The Welsh people first arrived in Patagonia in 1865. They had migrated to protect their native Welsh culture and language, which they considered to be threatened in their native Wales. Over the years the use of the language started to decrease and there was relatively little contact between Wales and the Chubut Valley.
Did Wales Colonise Patagonia?
Contextualising the Welsh Patagonian Colony, Y Wladfa. … During those twenty years the Welsh created the settlements of Rawson, Trelew and Gaiman in the Chubut Valley, and later established the communities of Esquel and Trevelin in the Andes and Puerto Madryn on the coast.
Where else do they speak Welsh?
|Region||United Kingdom (Wales, England), Argentina (Chubut Province)|
|Speakers||Wales: 883,600 (29.1% of the population of Wales, 2020; including both L1 and L2 speakers) England: 110,000 (2001, estimated) Argentina: 1,500–5,000 Canada: L1,<3,885|
Why do people in Wales not speak Welsh?
Welsh originates from the Celtic language spoken by the ancient Britons. … With English sovereignty over Wales made official with Henry VIII’s Act of Union in 1536, use of Welsh was largely banned and laws were passed which removed the official status of the Welsh language.
What country in South America has the largest Welsh contingent?
The answer is: Argentina
Interesting Information: The area known as ‘Patagonia’ contains many 19th century Welsh settlements in southern Argentina, commonly referred to as Gwladfa Patagonia.
Do they speak English in Patagonia?
Although Spanish might be the official language in Patagonia, don’t be surprised if you come across German, English, Italian and even Welsh speakers on your travels.
Why was Patagonia not colonized?
The Spanish never became heavily involved in Patagonia because there wasn’t very much there for them to exploit.

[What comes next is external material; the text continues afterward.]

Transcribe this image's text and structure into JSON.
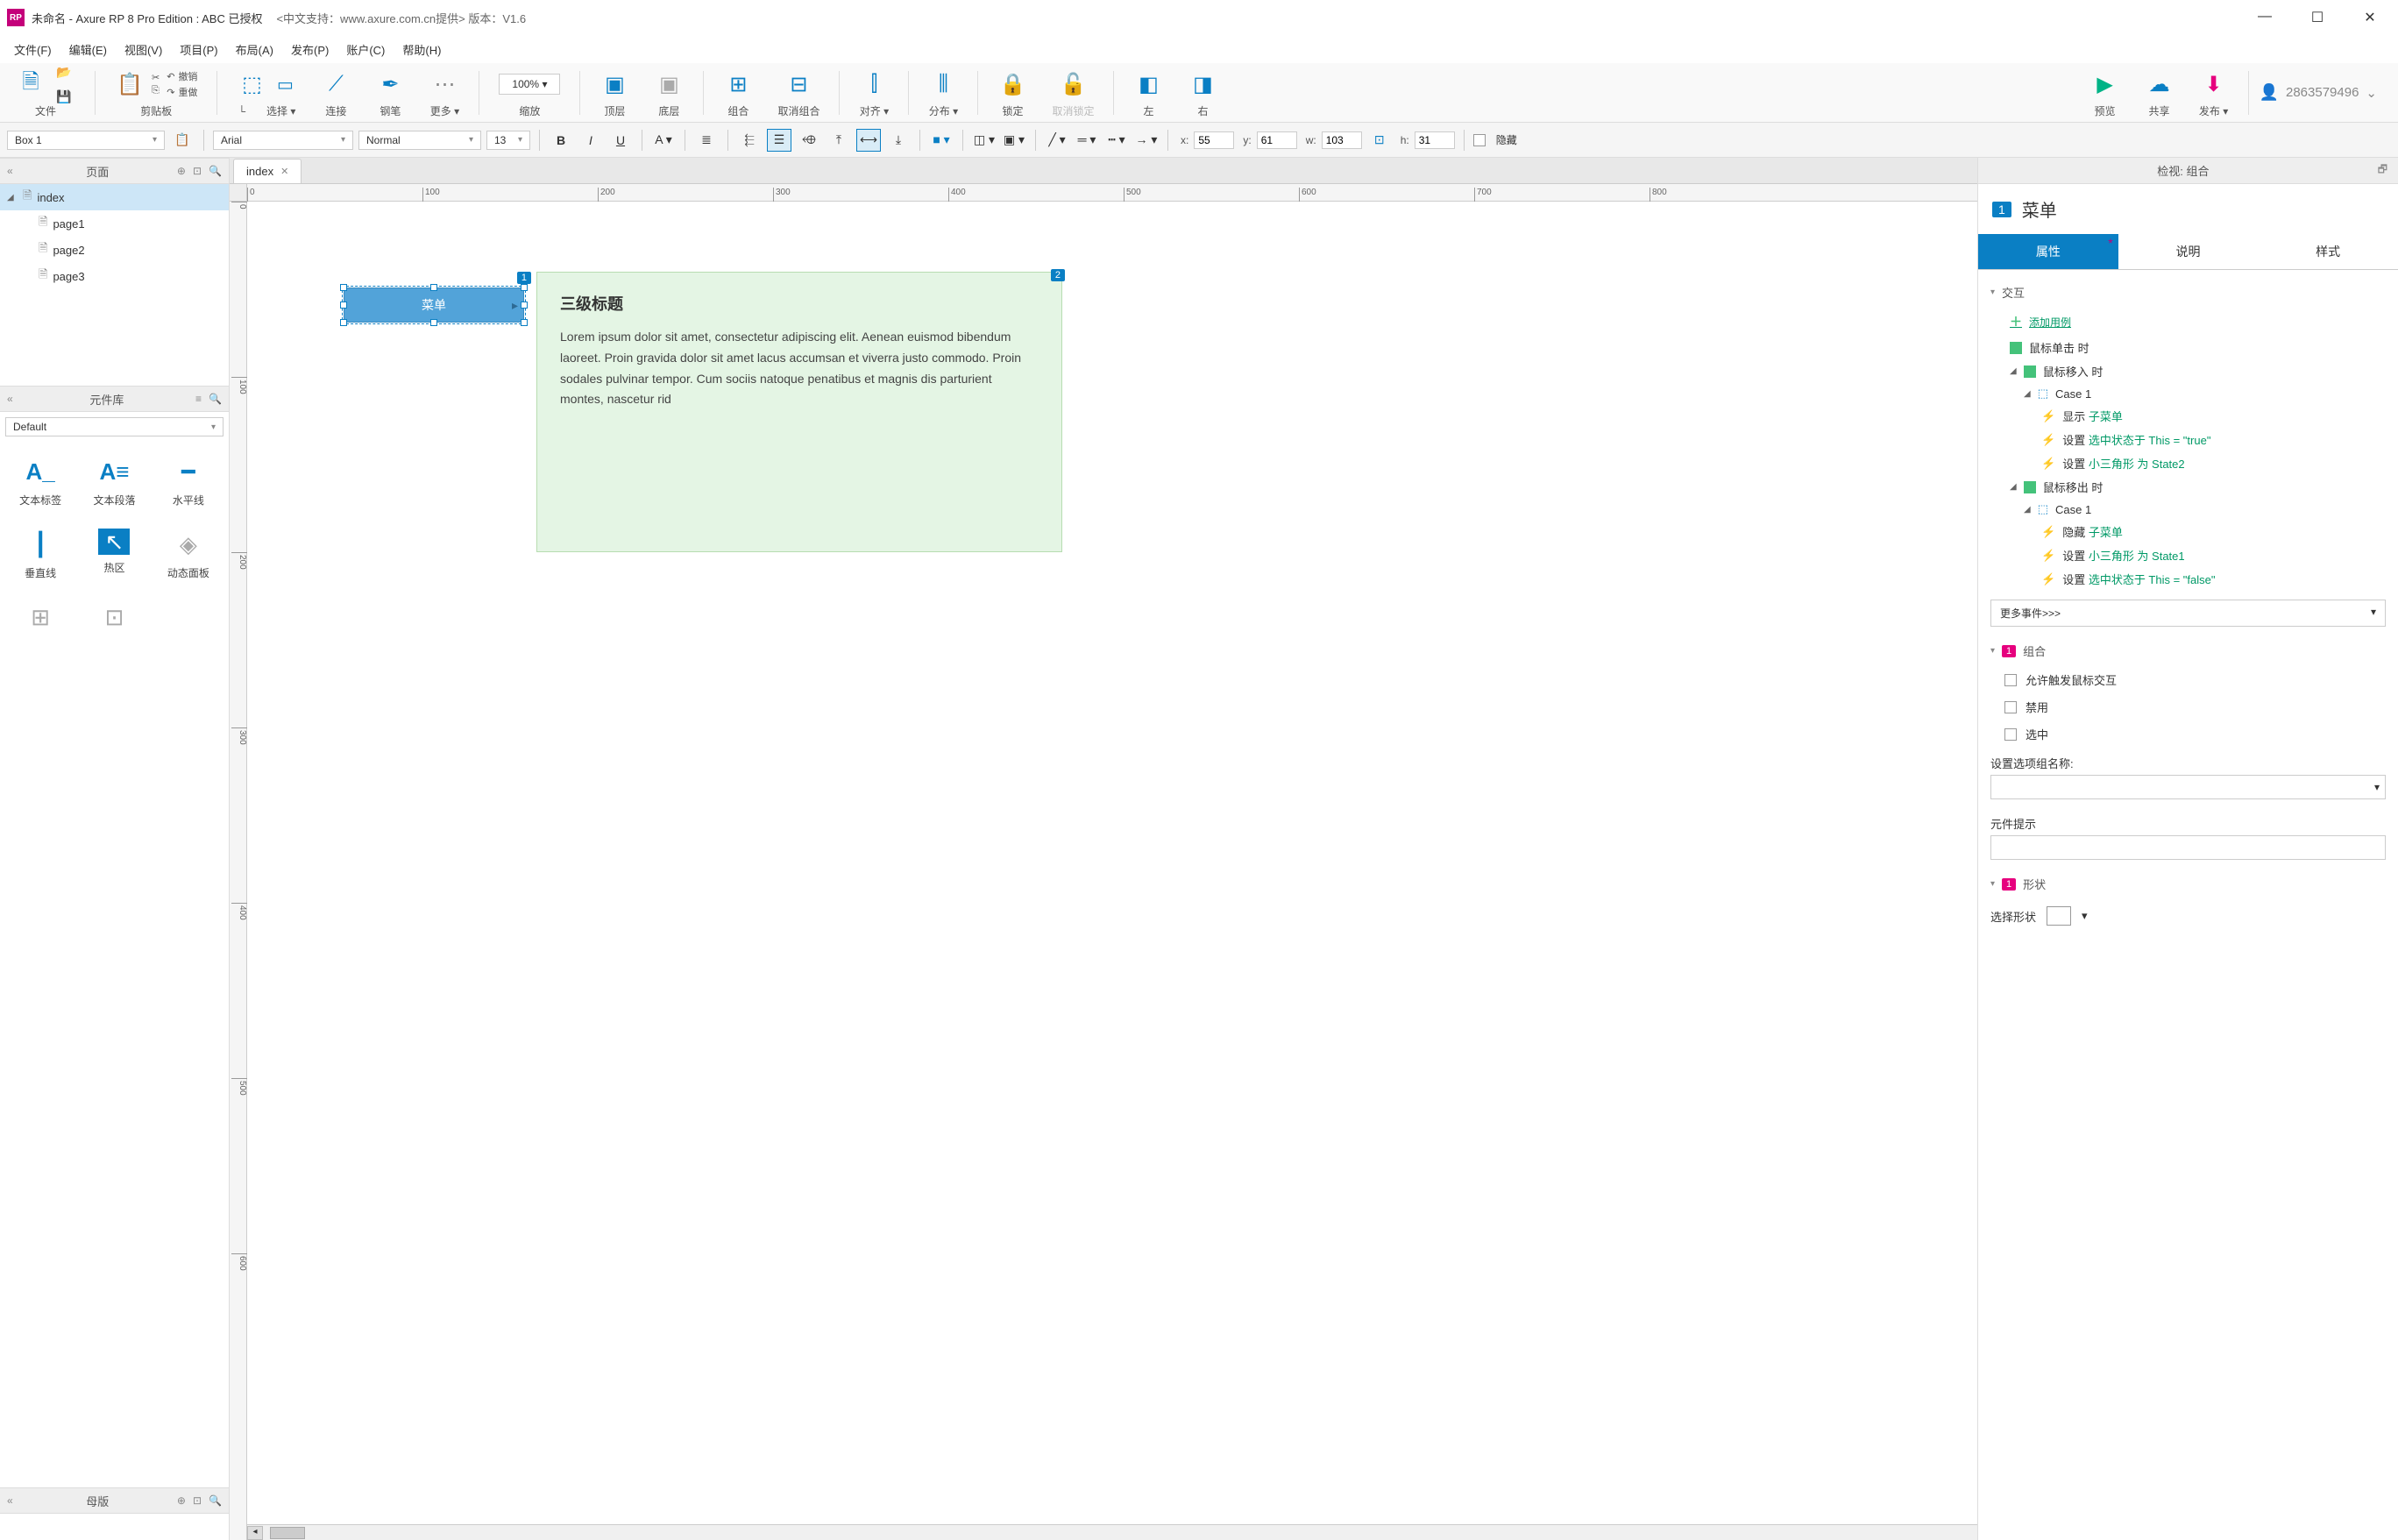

There weren’t large, settled indigenous populations like in the Andes and there were not large mineral deposits to motivate conquest.
Why do the Welsh hate the English?
Other factors include sporting rivalry, particularly over rugby; religious differences concerning nonconformism and English episcopacy; industrial disputes which usually involved English capital and Welsh labour; resentment over the conquest and subjection of Wales; and the exploitation of Wales’ natural resources such …
What is the most common Welsh name?
Seren, Ffion and Cadi are among the most popular Welsh baby names in the country. Alaw, Beca and Guto have also been a hit with parents in Wales, according to new figures revealed by the Office for National Statistics.
Do you need to speak Welsh to work in Wales?
People will need to speak at least a “courtesy” level of basic Welsh in order to get jobs with the Welsh government in future. This includes answering the phone bilingually, as well as pronouncing and understanding simple words.
Is Welsh difficult to learn?
Welsh is one of the toughest Western European languages to master and is even harder than Swahili, it has been claimed in a new study. … And at 1,040 hours, learning Welsh takes nearly double the time than it does to become fluent in French, which at 550 hours is one of the easiest of languages examined.
Why is the Welsh language unique?
Welsh is one of the oldest languages in Europe.
It evolved from Brythonic, the main language spoken in Wales, England and Southern Scotland when the Romans invaded in 43AD. Welsh began to emerge as a distinctive language sometime between 400 and 700 AD – early Welsh poetry survives from this period.